NAF Atsugi CDC certifies safety for children
Members of the Naval Air Facility (NAF) Atsugi Child Development Center (CDC) recently completed the Child Developmental Associate Credential (CDA), a nationally recognized certification, for helping both children and parents.
The accreditation process can take up to two years, but many of the employees at the CDC were able to complete it in less than one.
“It has helped me to remember and use our 13 modules for teaching,” said Child Youth Program Assistant Christi Bueno. “It’s so important that we’re here to help kids develop and grow and help lead their parents to the tools and resources they’re going to need to be the best they can.”
The CDA, requires that participants create a binder of various resources and parenting tools that they can then use to help parents as well as being able to use those tools and skills in the classrooms.
According to the Council for Professional Recognition, a group working to evaluate and standardize childcare accreditation programs, The CDA is based on a core set of competency standards, which guide early care professionals as they work toward becoming qualified teachers of young children. The Council works to ensure that the nationally-transferable CDA is a credible and valid credential, recognized by the profession as a vital part of professional development.
CDAs have knowledge of how to put the CDA Competency Standards into practice and understanding of why those standards help children move with success from one developmental stage to another. Put simply, CDAs know how to nurture the emotional, physical, intellectual, and social development of children.
“I have so enjoyed working with these kids,” said Party Preschool Lead Hazel Helen. “This is my passion, I started working at NSF [Naval Support Facility] Kamiseya back in 2004, and I’ve never looked back. Getting to complete this certification has only helped me to be a better and stronger worker here at the CDC.”
The process, though only taking many of the employees a year, is extremely time intensive, requiring many of them to work late nights and weekends to complete their assignments, added Program Assistant Terrence Nicholson. “I’ve wanted to do this course since I got here in 2006,” said Nicholson. “We had to wait to get an instructor who was able to get to [NAF] Atsugi. It was crazy to see just how many of the staff here wanted to sign up for the class.”

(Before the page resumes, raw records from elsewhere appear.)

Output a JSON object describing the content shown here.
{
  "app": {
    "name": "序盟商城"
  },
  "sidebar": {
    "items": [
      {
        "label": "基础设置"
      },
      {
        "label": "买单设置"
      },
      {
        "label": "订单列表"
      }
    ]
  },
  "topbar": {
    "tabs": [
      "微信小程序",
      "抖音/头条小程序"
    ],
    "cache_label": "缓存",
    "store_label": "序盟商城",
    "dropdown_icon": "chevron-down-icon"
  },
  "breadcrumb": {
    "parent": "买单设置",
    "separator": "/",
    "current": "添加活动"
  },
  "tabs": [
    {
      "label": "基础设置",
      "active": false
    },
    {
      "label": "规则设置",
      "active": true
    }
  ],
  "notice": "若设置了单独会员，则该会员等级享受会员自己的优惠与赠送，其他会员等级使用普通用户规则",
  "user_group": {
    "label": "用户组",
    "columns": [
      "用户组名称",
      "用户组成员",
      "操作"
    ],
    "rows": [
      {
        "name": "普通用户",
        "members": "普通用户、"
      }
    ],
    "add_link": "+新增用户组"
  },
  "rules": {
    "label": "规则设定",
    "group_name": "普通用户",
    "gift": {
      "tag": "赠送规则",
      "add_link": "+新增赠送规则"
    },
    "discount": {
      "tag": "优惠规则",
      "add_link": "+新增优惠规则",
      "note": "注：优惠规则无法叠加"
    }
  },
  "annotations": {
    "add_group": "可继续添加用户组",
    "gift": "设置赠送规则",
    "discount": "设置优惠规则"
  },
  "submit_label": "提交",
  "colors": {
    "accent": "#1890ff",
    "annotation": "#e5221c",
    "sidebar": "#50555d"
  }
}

When the course was initially made available to the CDC staff, they had nine participants ranging from employees with one to ten years’ experience.
“In 2012 many of us had it done, I was actually still working on it,” said Child Youth Program Assistant Kourtni Billena. “But in 2013 they revamped the program and it took almost a year to redo many of the most basic qualifications; and I’m glad we did, because I was able to relearn so much that’s helped me to be so much better at this job.”
“At the end of the day, we’ve all been doing this for a long time, but we need the kids and parents alike to trust us to be successful,” said Helen. “Getting to do this job and having the opportunity to work with so many kids is the best gift I could have ever received and having the chance to help them succeed fills me with such a sense of joy.”